- **Problem**:
Say, as a bare number, how many lines of the listing hold "title".

- **Records provided**:

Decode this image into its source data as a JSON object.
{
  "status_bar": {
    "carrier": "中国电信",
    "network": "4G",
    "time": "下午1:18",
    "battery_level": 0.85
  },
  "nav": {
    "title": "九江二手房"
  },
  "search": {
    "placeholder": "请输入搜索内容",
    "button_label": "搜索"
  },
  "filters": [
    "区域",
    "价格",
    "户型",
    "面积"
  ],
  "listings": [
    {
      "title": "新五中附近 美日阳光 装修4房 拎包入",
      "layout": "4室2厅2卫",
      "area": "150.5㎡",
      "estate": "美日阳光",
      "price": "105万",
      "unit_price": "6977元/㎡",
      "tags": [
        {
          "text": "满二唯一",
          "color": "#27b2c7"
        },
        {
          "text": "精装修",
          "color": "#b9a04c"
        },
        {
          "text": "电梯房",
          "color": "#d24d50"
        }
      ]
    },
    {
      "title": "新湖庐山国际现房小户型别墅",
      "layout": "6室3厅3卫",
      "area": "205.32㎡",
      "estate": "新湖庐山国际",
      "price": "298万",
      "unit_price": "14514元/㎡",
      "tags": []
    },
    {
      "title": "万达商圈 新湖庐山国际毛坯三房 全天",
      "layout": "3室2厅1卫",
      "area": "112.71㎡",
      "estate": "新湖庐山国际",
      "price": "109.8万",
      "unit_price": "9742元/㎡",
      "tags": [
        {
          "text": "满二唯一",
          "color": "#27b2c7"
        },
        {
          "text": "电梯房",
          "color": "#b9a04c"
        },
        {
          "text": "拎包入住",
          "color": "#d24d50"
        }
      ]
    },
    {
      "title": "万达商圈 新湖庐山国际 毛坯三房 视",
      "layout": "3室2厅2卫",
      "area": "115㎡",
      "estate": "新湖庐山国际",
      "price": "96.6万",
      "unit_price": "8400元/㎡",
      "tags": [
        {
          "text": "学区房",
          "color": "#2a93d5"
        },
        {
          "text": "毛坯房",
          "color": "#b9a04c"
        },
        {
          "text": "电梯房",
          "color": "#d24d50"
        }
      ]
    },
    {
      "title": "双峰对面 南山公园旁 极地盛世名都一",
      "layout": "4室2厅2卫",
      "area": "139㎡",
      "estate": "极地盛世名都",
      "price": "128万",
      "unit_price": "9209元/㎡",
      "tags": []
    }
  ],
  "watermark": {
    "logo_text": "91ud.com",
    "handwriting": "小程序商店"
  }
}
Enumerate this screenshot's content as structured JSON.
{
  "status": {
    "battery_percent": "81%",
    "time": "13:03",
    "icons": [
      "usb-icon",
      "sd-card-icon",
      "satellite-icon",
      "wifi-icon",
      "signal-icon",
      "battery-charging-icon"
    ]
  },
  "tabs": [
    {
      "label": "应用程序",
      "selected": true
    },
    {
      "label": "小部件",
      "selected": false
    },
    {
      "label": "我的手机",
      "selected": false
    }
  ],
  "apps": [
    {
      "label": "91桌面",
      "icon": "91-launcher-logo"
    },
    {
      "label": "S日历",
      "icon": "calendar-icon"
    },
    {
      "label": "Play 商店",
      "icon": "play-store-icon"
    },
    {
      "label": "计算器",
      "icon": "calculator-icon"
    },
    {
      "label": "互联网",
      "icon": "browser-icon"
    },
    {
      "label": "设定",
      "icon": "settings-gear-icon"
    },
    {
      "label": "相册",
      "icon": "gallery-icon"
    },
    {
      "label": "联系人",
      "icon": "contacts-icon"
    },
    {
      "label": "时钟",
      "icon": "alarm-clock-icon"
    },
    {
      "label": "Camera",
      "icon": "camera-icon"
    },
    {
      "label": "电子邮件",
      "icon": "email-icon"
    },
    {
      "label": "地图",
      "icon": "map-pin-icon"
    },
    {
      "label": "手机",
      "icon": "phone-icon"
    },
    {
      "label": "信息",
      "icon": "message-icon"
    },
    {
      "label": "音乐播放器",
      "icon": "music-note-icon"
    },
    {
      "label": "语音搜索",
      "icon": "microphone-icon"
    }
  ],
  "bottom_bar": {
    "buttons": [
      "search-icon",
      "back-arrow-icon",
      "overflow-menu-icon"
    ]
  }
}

- **Result of this exercise**:
6